What I feel right now is that we could see conditions very similar to the 1995 crop. That is a crop that has a very good appearance, but in the end falls apart. My guts tell me that the crop looks a whole lot better than it actually is, but the worst thing that can happen would be an early frost on this late crop."
At the open:
The Sept. futures corn contract is 1 cent higher at $4.97. New-crop Dec. corn futures are 1 cent higher at $4.97. The Aug. soybean futures contract is trading 1 cent higher at $13.56, new-crop Nov. soybeans are trading 1 cent higher at $12.24. Sept. wheat futures are trading 5 cents higher at $6.54 per bushel. The Dec. soymeal futures are trading $3.80 per short ton higher at $369.30. The Dec. soyoil futures are trading $0.19 lower at $43.66.
In the outside markets, the NYMEX crude oil is $0.60 per barrel lower, the dollar is higher and the Dow Jones Industrials are 66 points lower.
--USDA announces Friday that an 'unknown' bought 211,328 tons of U.S. corn.
--USDA announces Friday that China bought 220,000 tons of U.S. soybeans for 2013-14 delivery.
--S. Korea has bought 750,000 tons of corn, wheat in the last nine days. But, not all from the U.S.
This is what happens when you knock the market back as much as we have this week. I mean, let's just take soymeal, for instance. Since Monday, that market has closed 'limit' down three days in a row and has fallen $100/ton. .
Early calls: Corn is seen 1-2 cents higher (old-crop), soybeans 3-5 cents higher (old-crop), and wheat 6-8 cents higher. Meanwhile, new-crop corn 2-4 cents higher and soybeans are seen 3-5 cents higher.
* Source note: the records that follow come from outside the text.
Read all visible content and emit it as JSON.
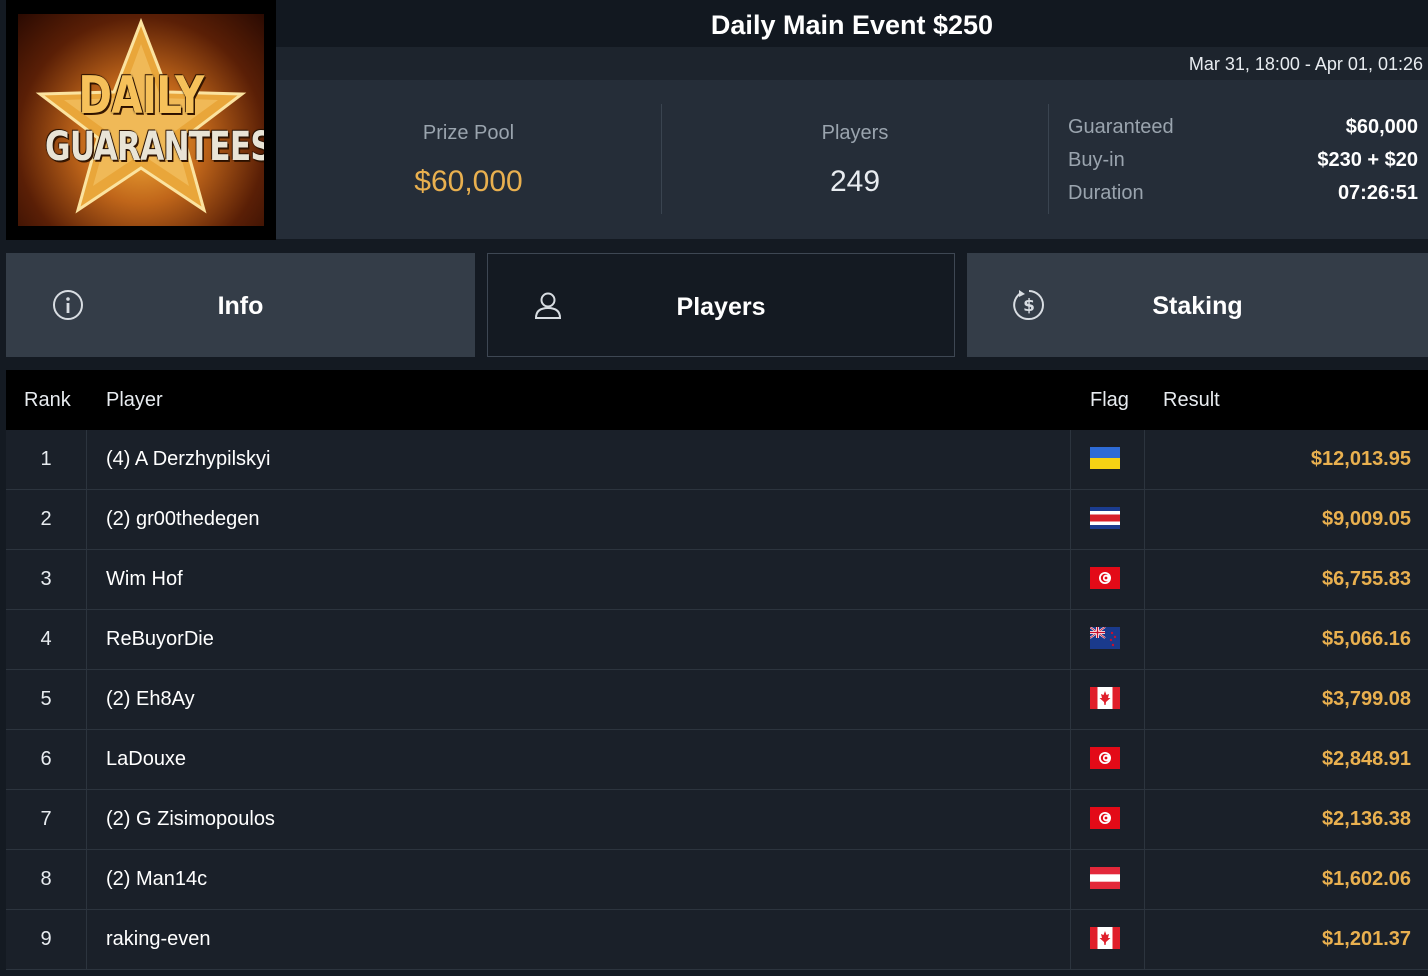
{
  "logo": {
    "line1": "DAILY",
    "line2": "GUARANTEES"
  },
  "header": {
    "title": "Daily Main Event $250",
    "dates": "Mar 31, 18:00 - Apr 01, 01:26"
  },
  "stats": {
    "prize_pool_label": "Prize Pool",
    "prize_pool_value": "$60,000",
    "players_label": "Players",
    "players_value": "249"
  },
  "details": [
    {
      "label": "Guaranteed",
      "value": "$60,000"
    },
    {
      "label": "Buy-in",
      "value": "$230 + $20"
    },
    {
      "label": "Duration",
      "value": "07:26:51"
    }
  ],
  "tabs": [
    {
      "label": "Info",
      "icon": "info-icon",
      "active": false
    },
    {
      "label": "Players",
      "icon": "user-icon",
      "active": true
    },
    {
      "label": "Staking",
      "icon": "dollar-cycle-icon",
      "active": false
    }
  ],
  "table": {
    "headers": {
      "rank": "Rank",
      "player": "Player",
      "flag": "Flag",
      "result": "Result"
    },
    "rows": [
      {
        "rank": "1",
        "player": "(4) A Derzhypilskyi",
        "flag": "ukraine",
        "result": "$12,013.95"
      },
      {
        "rank": "2",
        "player": "(2) gr00thedegen",
        "flag": "costa-rica",
        "result": "$9,009.05"
      },
      {
        "rank": "3",
        "player": "Wim Hof",
        "flag": "tunisia",
        "result": "$6,755.83"
      },
      {
        "rank": "4",
        "player": "ReBuyorDie",
        "flag": "new-zealand",
        "result": "$5,066.16"
      },
      {
        "rank": "5",
        "player": "(2) Eh8Ay",
        "flag": "canada",
        "result": "$3,799.08"
      },
      {
        "rank": "6",
        "player": "LaDouxe",
        "flag": "tunisia",
        "result": "$2,848.91"
      },
      {
        "rank": "7",
        "player": "(2) G Zisimopoulos",
        "flag": "tunisia",
        "result": "$2,136.38"
      },
      {
        "rank": "8",
        "player": "(2) Man14c",
        "flag": "austria",
        "result": "$1,602.06"
      },
      {
        "rank": "9",
        "player": "raking-even",
        "flag": "canada",
        "result": "$1,201.37"
      }
    ]
  },
  "colors": {
    "accent_gold": "#e9b04f",
    "background": "#141a22",
    "tab_inactive": "#343d48"
  }
}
Overnight grain, soybean markets=Trading higher.
Crude Oil=$0.09 per barrel higher.
Wall Street=Seen lower, as earnings data is quiet and investors have turned their attention to next week's two-day Fed Policy meetings.
World=Asia/Pacific stocks were mixed-to-lower and Europe's stocks are mixed-to-lower. China's efforts to overhaul its industrial sector is hurting world stocks.
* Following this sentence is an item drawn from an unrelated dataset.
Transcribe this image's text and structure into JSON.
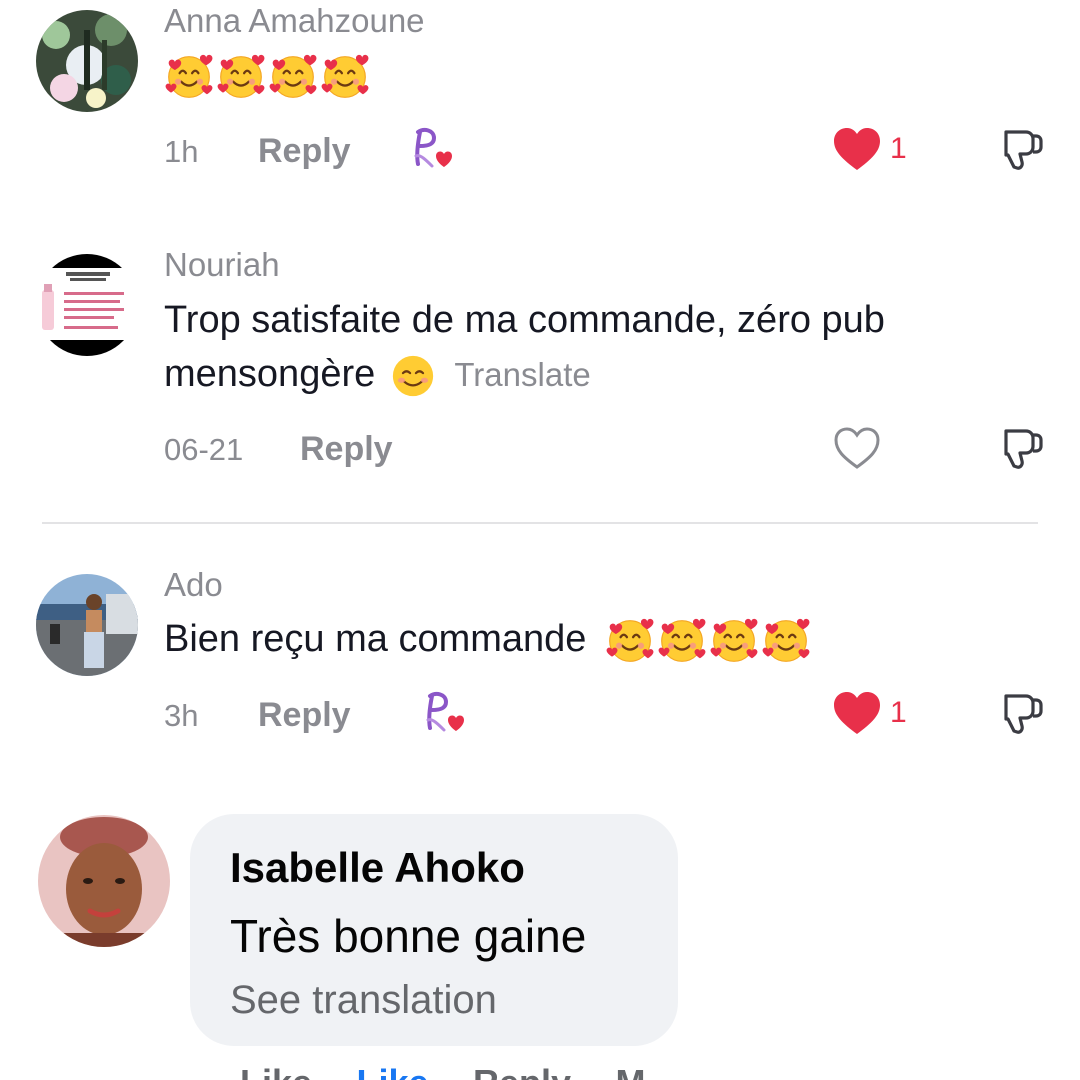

More in a minute,
07-26-2013 07:25 AM
Still can't buy spot corn from my local elevator for under 6. the cash bid is 5.57 this morning. they always add 50 cents to it if I am buying. Hopefully these meal prices come down soon to. Got 3 tenths last night made me feel real good.
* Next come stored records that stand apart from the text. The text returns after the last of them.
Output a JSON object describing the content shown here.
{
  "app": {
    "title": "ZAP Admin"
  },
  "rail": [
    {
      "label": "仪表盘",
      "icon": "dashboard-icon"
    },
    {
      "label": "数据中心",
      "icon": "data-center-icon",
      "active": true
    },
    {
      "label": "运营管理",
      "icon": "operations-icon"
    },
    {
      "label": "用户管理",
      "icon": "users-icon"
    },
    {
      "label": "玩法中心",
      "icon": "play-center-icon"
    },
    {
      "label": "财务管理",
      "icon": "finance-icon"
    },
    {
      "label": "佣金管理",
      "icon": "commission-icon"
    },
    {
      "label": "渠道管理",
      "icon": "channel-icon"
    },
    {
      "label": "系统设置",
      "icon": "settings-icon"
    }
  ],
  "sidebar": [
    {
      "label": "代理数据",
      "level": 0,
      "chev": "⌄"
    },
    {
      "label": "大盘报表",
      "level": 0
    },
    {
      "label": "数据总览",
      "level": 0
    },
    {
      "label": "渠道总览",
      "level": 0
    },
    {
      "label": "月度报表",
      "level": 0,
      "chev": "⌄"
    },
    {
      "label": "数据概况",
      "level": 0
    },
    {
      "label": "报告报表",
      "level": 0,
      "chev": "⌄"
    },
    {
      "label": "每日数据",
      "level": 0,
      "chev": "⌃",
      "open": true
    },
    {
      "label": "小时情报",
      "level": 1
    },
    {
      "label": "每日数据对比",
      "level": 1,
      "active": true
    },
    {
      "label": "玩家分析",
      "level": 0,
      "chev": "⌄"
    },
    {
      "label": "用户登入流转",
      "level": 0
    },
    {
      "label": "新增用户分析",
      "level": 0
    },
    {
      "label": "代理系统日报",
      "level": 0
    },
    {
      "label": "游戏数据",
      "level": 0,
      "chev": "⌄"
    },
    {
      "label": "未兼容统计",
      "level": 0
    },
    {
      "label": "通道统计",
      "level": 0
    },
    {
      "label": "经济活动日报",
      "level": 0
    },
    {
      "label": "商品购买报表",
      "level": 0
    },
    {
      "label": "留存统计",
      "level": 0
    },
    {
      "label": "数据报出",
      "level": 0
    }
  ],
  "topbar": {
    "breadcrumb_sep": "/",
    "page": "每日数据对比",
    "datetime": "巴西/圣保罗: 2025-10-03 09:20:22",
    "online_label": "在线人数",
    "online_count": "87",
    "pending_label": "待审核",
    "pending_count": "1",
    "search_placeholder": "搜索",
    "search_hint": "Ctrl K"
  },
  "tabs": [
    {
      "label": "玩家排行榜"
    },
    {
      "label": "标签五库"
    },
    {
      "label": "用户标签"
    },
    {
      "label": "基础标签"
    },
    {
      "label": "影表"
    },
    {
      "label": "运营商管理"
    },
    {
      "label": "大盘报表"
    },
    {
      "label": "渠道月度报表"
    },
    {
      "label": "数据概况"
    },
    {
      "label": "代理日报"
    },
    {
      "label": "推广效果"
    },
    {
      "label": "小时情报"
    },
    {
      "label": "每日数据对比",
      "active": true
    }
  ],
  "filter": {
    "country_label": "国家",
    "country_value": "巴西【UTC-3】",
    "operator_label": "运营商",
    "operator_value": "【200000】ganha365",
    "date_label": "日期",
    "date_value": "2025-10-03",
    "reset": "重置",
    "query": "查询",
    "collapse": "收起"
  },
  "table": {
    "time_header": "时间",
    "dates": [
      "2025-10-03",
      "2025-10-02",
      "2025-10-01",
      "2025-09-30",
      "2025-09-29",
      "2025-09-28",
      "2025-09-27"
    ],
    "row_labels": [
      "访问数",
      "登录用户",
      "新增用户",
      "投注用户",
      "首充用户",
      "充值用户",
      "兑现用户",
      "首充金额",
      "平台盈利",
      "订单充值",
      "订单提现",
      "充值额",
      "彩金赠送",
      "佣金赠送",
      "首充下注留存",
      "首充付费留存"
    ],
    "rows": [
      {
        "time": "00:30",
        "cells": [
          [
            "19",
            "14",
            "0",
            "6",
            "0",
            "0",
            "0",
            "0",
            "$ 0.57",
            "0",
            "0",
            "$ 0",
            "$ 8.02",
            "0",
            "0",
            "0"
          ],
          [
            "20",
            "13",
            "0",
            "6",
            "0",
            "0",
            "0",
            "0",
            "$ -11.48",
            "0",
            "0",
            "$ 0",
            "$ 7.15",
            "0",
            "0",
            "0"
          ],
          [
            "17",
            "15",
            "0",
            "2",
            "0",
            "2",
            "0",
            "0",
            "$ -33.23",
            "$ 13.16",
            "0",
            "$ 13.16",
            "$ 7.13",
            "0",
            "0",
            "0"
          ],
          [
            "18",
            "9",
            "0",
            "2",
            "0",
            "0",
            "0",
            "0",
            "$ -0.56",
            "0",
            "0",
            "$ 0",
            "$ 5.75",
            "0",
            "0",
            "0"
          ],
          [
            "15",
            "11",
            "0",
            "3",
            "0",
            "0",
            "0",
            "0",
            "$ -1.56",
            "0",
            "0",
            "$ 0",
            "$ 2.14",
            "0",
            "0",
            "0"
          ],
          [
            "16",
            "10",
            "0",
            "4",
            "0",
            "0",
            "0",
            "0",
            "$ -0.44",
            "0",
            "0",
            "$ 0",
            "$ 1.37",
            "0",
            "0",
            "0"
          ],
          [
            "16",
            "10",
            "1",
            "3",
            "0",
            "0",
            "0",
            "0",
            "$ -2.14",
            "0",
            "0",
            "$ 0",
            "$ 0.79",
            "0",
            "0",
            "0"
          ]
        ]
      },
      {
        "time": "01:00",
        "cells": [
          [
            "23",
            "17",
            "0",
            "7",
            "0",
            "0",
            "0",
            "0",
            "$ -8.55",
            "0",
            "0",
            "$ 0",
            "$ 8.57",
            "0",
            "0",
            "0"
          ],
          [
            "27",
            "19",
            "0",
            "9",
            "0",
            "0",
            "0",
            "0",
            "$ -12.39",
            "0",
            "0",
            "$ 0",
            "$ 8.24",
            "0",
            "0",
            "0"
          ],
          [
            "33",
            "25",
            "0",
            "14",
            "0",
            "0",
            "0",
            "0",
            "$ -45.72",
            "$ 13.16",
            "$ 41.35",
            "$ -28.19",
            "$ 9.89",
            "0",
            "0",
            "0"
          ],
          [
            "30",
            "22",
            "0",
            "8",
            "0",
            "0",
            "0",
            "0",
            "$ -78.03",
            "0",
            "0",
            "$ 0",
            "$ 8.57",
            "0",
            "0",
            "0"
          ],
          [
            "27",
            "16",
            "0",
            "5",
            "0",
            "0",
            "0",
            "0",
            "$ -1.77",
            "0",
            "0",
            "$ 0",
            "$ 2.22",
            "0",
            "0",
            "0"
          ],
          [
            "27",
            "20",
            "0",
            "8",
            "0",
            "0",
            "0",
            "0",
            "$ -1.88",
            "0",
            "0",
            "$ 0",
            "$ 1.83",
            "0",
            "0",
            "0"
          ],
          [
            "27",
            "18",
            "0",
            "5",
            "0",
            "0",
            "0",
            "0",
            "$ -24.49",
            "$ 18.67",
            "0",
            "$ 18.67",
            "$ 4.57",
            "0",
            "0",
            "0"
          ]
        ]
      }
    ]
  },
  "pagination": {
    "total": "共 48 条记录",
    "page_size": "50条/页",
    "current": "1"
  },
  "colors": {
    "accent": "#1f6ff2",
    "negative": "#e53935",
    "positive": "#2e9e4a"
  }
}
07-26-2013 08:01 AM
The front moved thru with only a sprinkle, disappointing again in N. Illinois. After adding up all the tenths, we have had only about 8 tenths for July. I know many places are dry, and rain in July makes corn. We look better than last year, but will we finish much better. The 2009 frost hurt us bad and this year seems eerily similar. High of 68 forecast for tomorrow( July 27 !!!!!), and that's not under a rain cloud. Northern cornbelt to be cool in 6-10, 8-14. Watch out.
07-26-2013 01:04 PM
From my own blog:
Safras & Mercado, a consultancy based in Porto Alegre, Rio Grande do Sul, has released a new projection for the 2013/2014 corn and soybean crop season in Brazil. The consultancy forecasts that Brazil will increase 3.7 percent of its soybean are compared to the previous crop, occupying nearly 71.5 million acres with the oilseed. If this figures are confirmed later on, the amount produced would reach 88.1 million tons – 7.4 percent more than in 2012/2013.
“Productivity generated by higher technogy is at 3.04 tons/ha, much higher than the current 2.9 tons/ha, but is below the 2011 records”, analyzed França Júnior, market analyst at Safras & Mercado.
Corn would have, according to Safra & Mercado, its area reduced in Brazil to approximately 13.05 million acres, which is 10.1 percent lower. Considering the weather conditions, the second corn crop is estimated at 42.6 million tons – also lower than in 2012/2013.